Illusions of Thievery — A Blog Journal on John Locke (Chapter 5b)

(Part XI of this series)

Returning to Locke’s musings on property in Chapter 5, he goes on to make an uncontroversial refutation of a possible criticism of his theory. The objection maintains that anyone could arbitrarily seize the right to absurdly unnecessary amounts of resources (doesn’t this ring a bell?), if working for the acquisition of something affords a person property rights over it. This, of course, ignores Locke’s important caveat that the needs of the community ought to be considered; he’s not advocating an unrestrained law-of-the-jungle philosophy, but merely suggesting that no claim to resources an individual has taken by his/her own efforts should be denied, if this poses no explicit threat to the basic well-being of others. Abundant as many natural and artificial resources are, moreover, it’s not as if it’s even physically feasible for John Doe to declare a monopoly over all the planet’s water, etc.

Anti-socialist though Locke may have been, it’s worth bearing in mind that even his philosophy seen here leaves room for the appropriation of property to those who desperately need it, but who did not necessarily “work for it.” Not that we should treat him as the end-all-be-all of legal thought — this is simply a matter of engaging potential hypocrites on their own terms (including ourselves). What matters is whether Locke’s ideas stand to reason on their utilitarian merits, and what we can learn from this in attempting to reverse-engineering our modern system, to see where new legal challenges can fit in consistently.

In the same breath, Locke develops a fair idea about the availability of resources, and the vices of those who act as if one person claiming a part of those resources threatens them. In principle — though perhaps not always in practice depending on the nature of the resource — such objectors are, he contends, essentially smuggling in an excuse for their laziness. They could get a slice of the same pie if they so chose and acted, but they would prefer to indirectly steal from the person they denigrate. I have no problems with this so far, yet we’d be wise to remember life always comes with nuances to form exceptions to rules like these.

How the Sorting Hat Made Me Think About Justice

Admit it. Some time in your life, you’ve probably taken a Harry Potter sorting quiz, typically from the Internet, as I just did yesterday. Supposedly, I’m a Hufflepuff, but one of the hypotheticals this quiz used to make that determination stood out to me:

“You have saved up for months to buy a new bike. As you’re getting ready to buy it, a child runs by and steals your money. You chase him down and find that his mother is deathly ill and the child stole the money to buy her medicine.”
The Almighty Guru

Granted, this dilemma is not particularly deep, and it’s at least as old as Les Miserables, but even my cynical self can acknowledge the value of asking the simple questions. This scenario frames the matter in a different light than that book, as the thief is a child, whose mother’s sickness is directly emphasized.

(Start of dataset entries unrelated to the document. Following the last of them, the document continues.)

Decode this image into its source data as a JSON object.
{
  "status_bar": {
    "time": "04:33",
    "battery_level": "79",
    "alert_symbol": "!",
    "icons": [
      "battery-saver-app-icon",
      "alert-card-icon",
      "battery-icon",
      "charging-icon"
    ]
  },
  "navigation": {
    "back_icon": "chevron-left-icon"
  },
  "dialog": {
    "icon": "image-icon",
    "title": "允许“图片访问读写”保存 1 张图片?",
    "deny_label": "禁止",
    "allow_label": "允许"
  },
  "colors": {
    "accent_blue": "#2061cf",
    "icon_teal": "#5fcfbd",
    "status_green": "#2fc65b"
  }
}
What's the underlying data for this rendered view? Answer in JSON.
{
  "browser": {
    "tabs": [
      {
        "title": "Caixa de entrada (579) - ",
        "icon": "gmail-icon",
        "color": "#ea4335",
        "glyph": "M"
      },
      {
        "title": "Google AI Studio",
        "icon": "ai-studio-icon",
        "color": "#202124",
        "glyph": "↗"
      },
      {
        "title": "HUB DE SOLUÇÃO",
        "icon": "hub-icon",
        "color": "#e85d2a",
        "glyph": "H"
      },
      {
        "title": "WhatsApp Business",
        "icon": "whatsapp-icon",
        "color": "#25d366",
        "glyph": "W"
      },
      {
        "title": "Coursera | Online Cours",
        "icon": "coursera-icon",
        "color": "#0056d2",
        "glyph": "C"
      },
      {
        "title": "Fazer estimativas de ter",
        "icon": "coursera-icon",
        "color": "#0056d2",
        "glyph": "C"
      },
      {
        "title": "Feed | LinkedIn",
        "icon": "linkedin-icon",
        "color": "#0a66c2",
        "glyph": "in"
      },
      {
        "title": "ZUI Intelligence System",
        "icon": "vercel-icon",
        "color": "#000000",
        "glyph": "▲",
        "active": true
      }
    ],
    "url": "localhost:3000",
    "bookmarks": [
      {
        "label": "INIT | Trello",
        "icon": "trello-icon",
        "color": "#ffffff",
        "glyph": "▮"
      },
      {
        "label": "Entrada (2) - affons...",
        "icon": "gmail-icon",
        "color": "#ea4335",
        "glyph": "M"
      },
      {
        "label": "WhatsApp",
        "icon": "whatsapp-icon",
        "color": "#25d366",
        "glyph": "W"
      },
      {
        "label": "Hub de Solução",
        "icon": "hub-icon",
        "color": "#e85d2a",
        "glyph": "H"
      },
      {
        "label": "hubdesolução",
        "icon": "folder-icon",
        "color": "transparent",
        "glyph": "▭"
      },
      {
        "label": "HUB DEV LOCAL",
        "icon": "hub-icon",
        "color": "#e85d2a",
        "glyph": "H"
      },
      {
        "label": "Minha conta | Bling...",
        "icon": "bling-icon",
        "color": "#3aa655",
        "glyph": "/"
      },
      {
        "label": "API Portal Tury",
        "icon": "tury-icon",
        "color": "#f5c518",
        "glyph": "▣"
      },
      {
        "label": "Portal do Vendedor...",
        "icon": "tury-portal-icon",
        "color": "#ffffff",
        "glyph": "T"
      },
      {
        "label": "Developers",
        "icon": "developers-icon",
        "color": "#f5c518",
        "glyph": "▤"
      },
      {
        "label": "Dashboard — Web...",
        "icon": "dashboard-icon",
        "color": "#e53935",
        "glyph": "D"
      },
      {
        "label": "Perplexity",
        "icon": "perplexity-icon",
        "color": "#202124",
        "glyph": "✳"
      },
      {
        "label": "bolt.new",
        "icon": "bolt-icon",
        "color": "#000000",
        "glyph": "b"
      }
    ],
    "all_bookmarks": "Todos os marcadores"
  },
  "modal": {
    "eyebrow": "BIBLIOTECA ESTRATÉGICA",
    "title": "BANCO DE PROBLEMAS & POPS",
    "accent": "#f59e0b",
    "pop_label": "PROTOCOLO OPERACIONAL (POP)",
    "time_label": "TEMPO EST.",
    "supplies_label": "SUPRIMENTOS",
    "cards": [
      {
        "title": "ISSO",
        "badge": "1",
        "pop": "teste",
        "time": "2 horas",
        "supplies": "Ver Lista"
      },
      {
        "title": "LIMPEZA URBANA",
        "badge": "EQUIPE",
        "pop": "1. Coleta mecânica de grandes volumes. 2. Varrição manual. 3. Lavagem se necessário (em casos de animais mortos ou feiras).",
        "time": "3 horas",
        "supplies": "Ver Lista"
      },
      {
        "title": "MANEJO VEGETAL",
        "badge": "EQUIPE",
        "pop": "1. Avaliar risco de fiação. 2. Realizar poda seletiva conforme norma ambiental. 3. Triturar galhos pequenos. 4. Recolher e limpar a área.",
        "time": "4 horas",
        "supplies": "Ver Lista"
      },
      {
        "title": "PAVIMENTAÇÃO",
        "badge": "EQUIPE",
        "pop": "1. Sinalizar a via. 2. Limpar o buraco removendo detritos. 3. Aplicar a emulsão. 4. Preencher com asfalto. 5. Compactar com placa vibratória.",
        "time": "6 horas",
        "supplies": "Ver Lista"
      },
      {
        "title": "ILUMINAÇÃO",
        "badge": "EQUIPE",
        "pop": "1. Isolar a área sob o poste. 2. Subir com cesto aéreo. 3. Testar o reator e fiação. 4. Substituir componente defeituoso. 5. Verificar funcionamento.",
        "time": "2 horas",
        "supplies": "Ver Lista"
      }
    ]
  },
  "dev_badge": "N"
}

None of which makes the problem any easier. The compassionate thing to do obviously seems to be to let the kid keep the money, considering America’s health care system does not — as far as I know — guarantee a safety net of basic life-saving care for someone who cannot pay for it. How, after all, does the value of a bicycle compare to that of a person’s life, especially when that person is loved dearly by a child?

Put that way, it looks simple. Any other course of action would be callous by comparison. Yet how can we say this consistently when our priorities, in so many ways we like to pretend don’t exist, claim otherwise?

Our society allows grotesque numbers of preventable deaths — in this country alone — because people don’t have the money that we spend on extravagant dinners and extra TVs. We consider it theft for a government (as for one person) to use taxation to combat this solipsism.

We unquestioningly make automobile transportation the social norm, and many of us criticize capital punishment for being a cruel institution of denial of life’s value. This is despite, as the speaker in the video below notes (skip to about 4:35), the damage several orders of magnitude greater inflicted by car accidents compared to the death penalty.

The uploader’s numbers vary somewhat from the source above (even considering the video was made in 2011), but his point stands independent of the particular ethical question he addresses here — which I may return to in future posts, particularly referencing the central argument of this video. I encourage the reader to watch it in full regardless, since if nothing else it’s a case study in the subtle complexities of moral arguments that appear straightforward, one way or the other.

DISCLAIMER: None of this is to say that the above attitudes are necessarily unacceptable (or, if they are, they may be brute facts of apathetic human nature we have to accept), as I am of course oversimplifying things. (Or am I? Is this what every generation that permits appalling social evils tells itself, just as we said centuries ago that slavery was too integral to the South’s economy to abolish?) It could be that the true error lies in our moral hypocrisy, or that the value outweighing the proverbial mother’s life is a fundamental liberty, although I like to think the obvious answer to this dilemma really is the right one. It wouldn’t be easy to live up to, but it would leave us less demoralized and more confident in our consciences.

I’m not trying to be wishy-washy. I just think some perspective on issues like this couldn’t hurt, and if the idea I imply here does turn out faulty upon further inspection, so much the stronger does the truth stand after this test. Undoubtedly, this consideration will help us as we continue looking at John Locke’s work.